National HIV Testing Day is June 27, making this the perfect time to educate yourself on human immunodeficiency virus (HIV). HIV is a virus that weakens the immune system, making it difficult for the body to fight infection. The Centers for Disease Control and Prevention (CDC) reports the following statistics for HIV in the United States:
- About 1.2 million people were living with HIV at the end of 2012
- Of these people, 1 in 8 did not know they were infected
- In 2014, an estimated 44,073 people were diagnosed with HIV
- The annual number of new diagnoses declined by 19% from 2005 to 2014
- More than 90% of new infections could be prevented by testing and treatment
Who should be tested for HIV?
The CDC recommends that everyone – ages 13 to 64 – get tested as part of their routine health care. Those at higher risk of contracting HIV should be tested at least once a year:
- Men who have sex with men
- Anal or vaginal sex with an infected partner
- Multiple partners since your last HIV test

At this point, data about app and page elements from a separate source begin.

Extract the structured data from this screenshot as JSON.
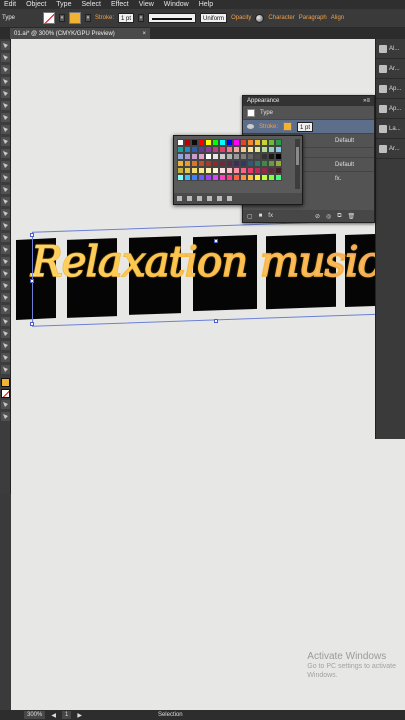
{
  "menubar": {
    "items": [
      "Edit",
      "Object",
      "Type",
      "Select",
      "Effect",
      "View",
      "Window",
      "Help"
    ]
  },
  "control": {
    "left_label": "Type",
    "stroke_label": "Stroke:",
    "stroke_weight": "1 pt",
    "profile": "Uniform",
    "opacity_label": "Opacity",
    "character_label": "Character",
    "paragraph_label": "Paragraph",
    "align_label": "Align"
  },
  "document": {
    "tab_title": "01.ai* @ 300% (CMYK/GPU Preview)",
    "close_glyph": "×"
  },
  "artwork": {
    "text": "Relaxation music"
  },
  "appearance": {
    "title": "Appearance",
    "type_row": "Type",
    "stroke_label": "Stroke:",
    "stroke_weight": "1 pt",
    "opacity_row_1": "Default",
    "opacity_row_2": "Default",
    "fx_label": "fx",
    "footer_partial": "fx."
  },
  "swatch_colors": [
    "#ffffff",
    "#c00000",
    "#0a0a0a",
    "#ff0000",
    "#ffff00",
    "#00ff00",
    "#00ffff",
    "#0000ff",
    "#ff00ff",
    "#e8442c",
    "#f08a2c",
    "#f2c12e",
    "#c8d436",
    "#6fb83a",
    "#2d9c4a",
    "#1ea39a",
    "#1f8bc7",
    "#2e5fae",
    "#5a3f99",
    "#8e3a9b",
    "#c23a88",
    "#e03d6a",
    "#f27a8c",
    "#f4a6a0",
    "#f7c98e",
    "#f7e39a",
    "#dfe89a",
    "#b2db9a",
    "#8fd1c0",
    "#8cc6e6",
    "#8fa8d8",
    "#a89ad0",
    "#c79fcf",
    "#e39fc5",
    "#ffffff",
    "#e6e6e6",
    "#cccccc",
    "#b3b3b3",
    "#999999",
    "#808080",
    "#666666",
    "#4d4d4d",
    "#333333",
    "#1a1a1a",
    "#000000",
    "#f2b233",
    "#e89b2c",
    "#d9762b",
    "#c0502a",
    "#a43a2c",
    "#8a2c2c",
    "#6e2a3a",
    "#5a2c4a",
    "#3e2c5a",
    "#2c3a6a",
    "#2c5a7a",
    "#2c7a6a",
    "#3a8a4a",
    "#6a9a3a",
    "#9aa83a",
    "#c8b23a",
    "#e0c84a",
    "#f2dc6a",
    "#f7e88a",
    "#fff2b0",
    "#fff8d8",
    "#ffe0e0",
    "#ffc0c8",
    "#ff90a8",
    "#ff6088",
    "#e83a6a",
    "#c02a5a",
    "#902a4a",
    "#602a3a",
    "#402020",
    "#80ffff",
    "#40c0ff",
    "#4080ff",
    "#6060ff",
    "#a040ff",
    "#e040ff",
    "#ff40c0",
    "#ff4080",
    "#ff6040",
    "#ff9040",
    "#ffc040",
    "#fff040",
    "#c0ff40",
    "#80ff40",
    "#40ff80"
  ],
  "canvas": {
    "background": "#e7e8e6"
  },
  "watermark": {
    "title": "Activate Windows",
    "line1": "Go to PC settings to activate",
    "line2": "Windows."
  },
  "status": {
    "zoom": "300%",
    "page": "1",
    "tool": "Selection"
  },
  "dock": {
    "items": [
      "Al...",
      "Ar...",
      "Ap...",
      "Ap...",
      "La...",
      "Ar..."
    ]
  }
}
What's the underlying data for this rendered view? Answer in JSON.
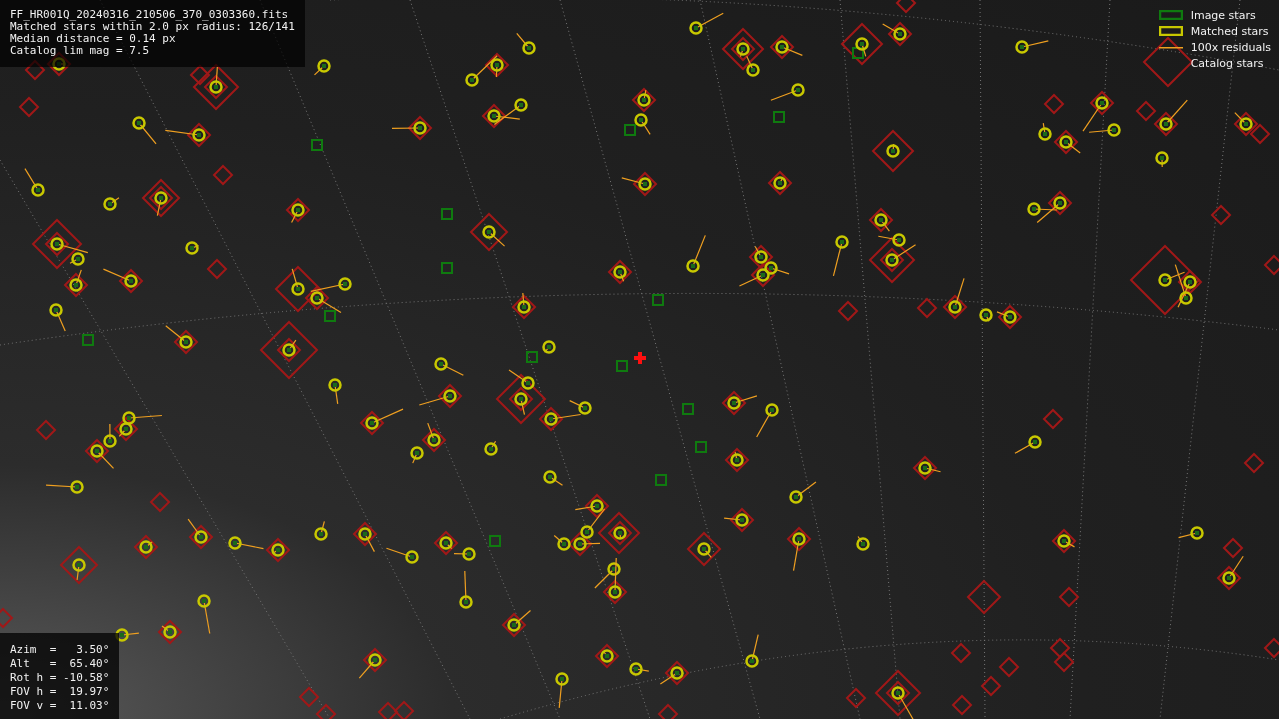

- Previous sexually transmitted diseases, hepatitis, or tuberculosis
- Shared needles and injected drugs
- Exchanged sex for money or drugs
- Unknown history of your sexual partner
Where to get tested?
Be honest about your sexual and recreational activities during your annual visit with your Capital Women’s Care provider. He or she may recommend an HIV test based on your risk behaviors or as a general health precaution. To find testing sites in your area, visit the CDC’s GetTested website, call 800-CDC-INFO (800-232-4636) to learn about free testing sites, or contact your local health department or community health center. While there is no cure, HIV can be controlled with treatment.